Foreign Trade Values 20182019202020212022
Imports of Goods (million USD) 25,77023,50728,50730,99538,704
Exports of Goods (million USD) 41,76138,72433,47944,59166,456
Imports of Services (million USD) 11,72912,1128,1778,45310,607
Exports of Services (million USD) 4,5914,8982,2371,7332,787

Source: World Trade Organisation (WTO) ; Latest available data

Foreign Trade Indicators 20172018201920202021
Foreign Trade (in % of GDP) 89.089.386.591.993.9
Trade Balance (million USD) 8,76518,08418,2297,63816,542
Trade Balance (Including Service) (million USD) 1,88910,94611,0151,6979,822
Imports of Goods and Services (Annual % Change) 13.8-4.4-3.4-8.92.7
Exports of Goods and Services (Annual % Change) -
Imports of Goods and Services (in % of GDP) 43.238.737.044.841.4
Exports of Goods and Services (in % of GDP) 45.750.649.547.152.5

Source: World Bank ; Latest available data

Foreign Trade Forecasts 20232024 (e)2025 (e)2026 (e)2027 (e)
Volume of exports of goods and services (Annual % change)
Volume of imports of goods and services (Annual % change)

Source: IMF, World Economic Outlook ; Latest available data

Note: (e) Estimated Data

International Economic Cooperation
Oman is a member of the Arab League. The country is also part of the Greater Arab Free Trade Area (GAFTA) Agreement, a pact of the Arab League entered into force in January 2005 which aims to form an Arabic free trade area.

Member of the WTO (since Novembre 2000)

Member of the Gulf Council Cooperation


Main Partner Countries

Main Customers
(% of Exports)
United Arab Emirates 8.6%
Saudi Arabia 3.9%
United States 3.8%
India 3.0%
China 2.3%
See More Countries 78.4%
Main Suppliers
(% of Imports)
United Arab Emirates 35.6%
China 7.0%
India 6.6%
Qatar 6.4%
Brazil 4.9%
See More Countries 39.6%

Source: Comtrade, Latest Available Data



Political Outline

Current Political Leaders
Sultan: Haitham bin Tariq al Said (since 11 January 2020)
Chairman of the Consultative Council: Khalid Al Maawali (since 28 October 2011)
Next Election Dates
Consultative Assembly: October 2023
Main Political Parties
Oman does not allow political parties. The only political organisation, Popular Front for the Liberation of Oman, was dissolved in 1992, and remains dormant to this day.
Executive Power
Oman is an absolute monarchy and the Sultan is both head of state and head of government. The hereditary Sultan appoints a cabinet to assist him and serves as the supreme commander of the armed forces, prime minister, and minister of defence, foreign affairs, and finance. The Sultan does not designate his own successor when alive. Instead, the ruling family designates a new ruler after the Sultan's death.
Legislative Power
The legislative branch is bicameral; however, it does not have full power over the law-making process. The Council of Ministers (appointed by the Sultan) must refer draft laws to the lower house of the Council of Oman (83 members) and the Consultative Assembly (86 members elected by universal suffrage). The draft law is then subject to the approval of the upper house, the State Council (all appointed by the Sultan). Bills must be approved and signed by the Sultan to become a law.
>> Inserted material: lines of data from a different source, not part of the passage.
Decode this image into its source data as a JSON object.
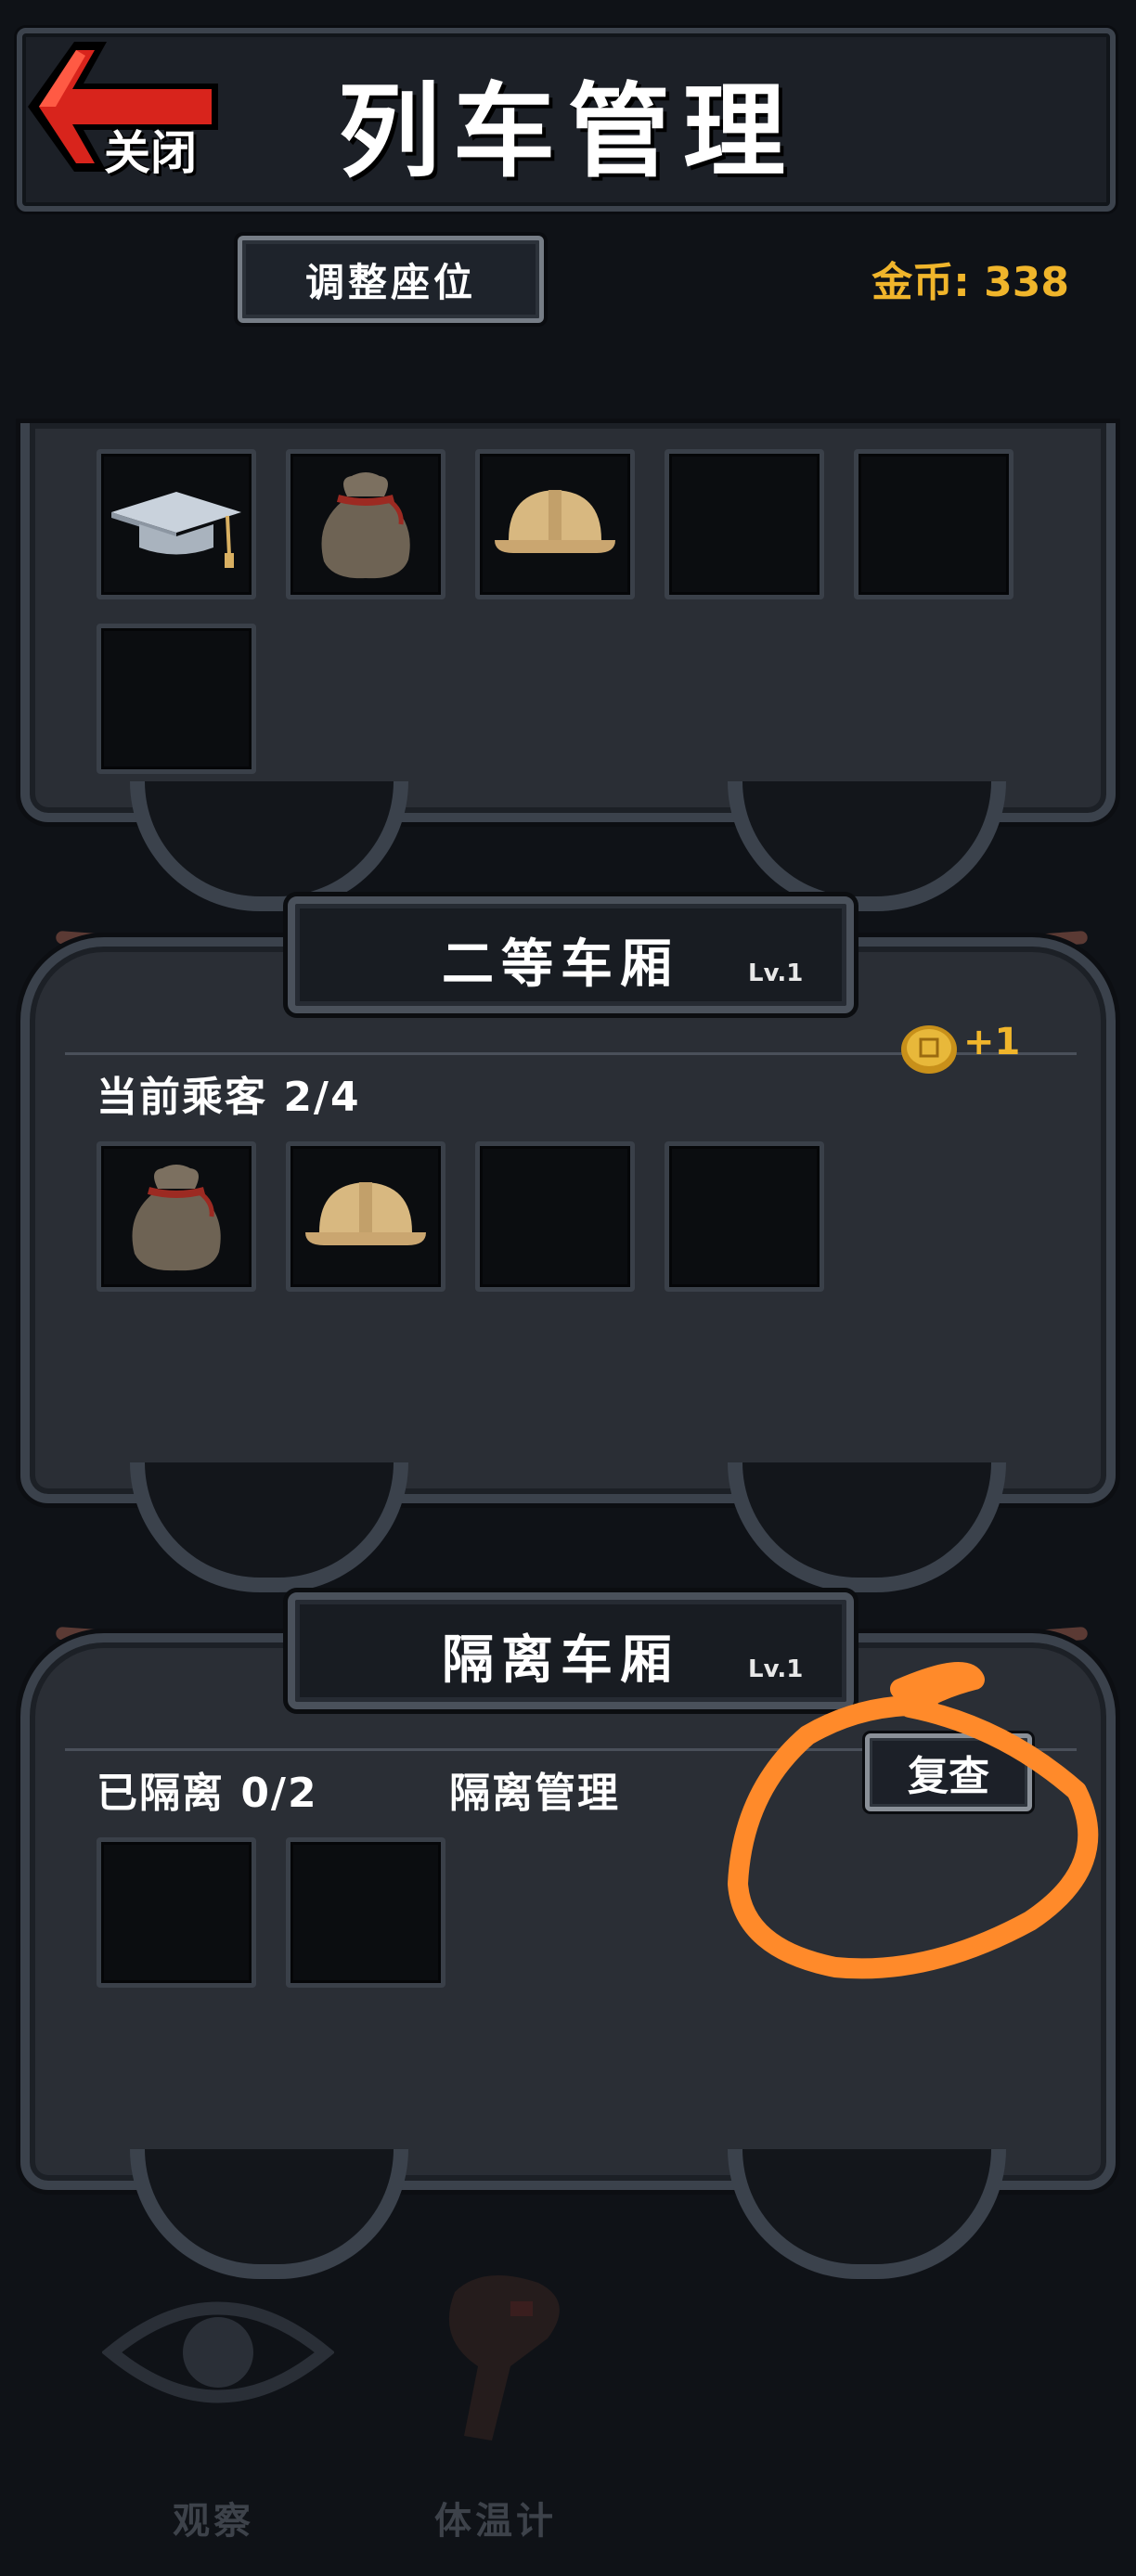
{
  "header": {
    "back_label": "关闭",
    "title": "列车管理"
  },
  "controls": {
    "adjust_seats": "调整座位",
    "coins": "金币: 338"
  },
  "car_top": {
    "slots": [
      "graduation-cap-icon",
      "money-bag-icon",
      "hard-hat-icon",
      "",
      "",
      ""
    ]
  },
  "car_second": {
    "title": "二等车厢",
    "level": "Lv.1",
    "passengers_label": "当前乘客 2/4",
    "bonus": "+1",
    "slots": [
      "money-bag-icon",
      "hard-hat-icon",
      "",
      ""
    ]
  },
  "car_isolation": {
    "title": "隔离车厢",
    "level": "Lv.1",
    "isolated_label": "已隔离 0/2",
    "management_label": "隔离管理",
    "recheck_label": "复查",
    "slots": [
      "",
      ""
    ]
  },
  "bottom_bar": {
    "observe_label": "观察",
    "thermometer_label": "体温计"
  },
  "colors": {
    "coin_gold": "#f0b52b",
    "annotation": "#ff8a2a",
    "arrow_red": "#e0342a"
  }
}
COVID-19 Country Response

Travel restrictions
Regularly updated travel information for all countries with regards to Covid-19 related entry regulations, flight bans, test and vaccines requirements is available on TravelDoc Infopage.
To find information about the current travel regulations, including health requirements, it is also advised to consult Travel Regulations Map provided and updated on a daily basis by IATA.
Import & export restrictions
A general overview of trade restrictions which were adopted by different countries during the COVID-19 pandemic is available on the International Trade Centre's COVID-19 Temporary Trade Measures webpage.
Economic recovery plan
For the general overview of the key economic policy responses to the COVID-19 pandemic (fiscal, monetary and macroeconomic) undertaken by the government of Oman, please consult the country's dedicated section in the IMF’s Policy Tracker platform.
Support plan for businesses
For an evaluation of impact of the Covid pandemic on SMEs and an inventory of country responses to foster SME resilience, refer to the OECD's SME Covid-19 Policy Responses document.
You can also consult the World Bank's Map of SME-Support Measures in Response to COVID-19.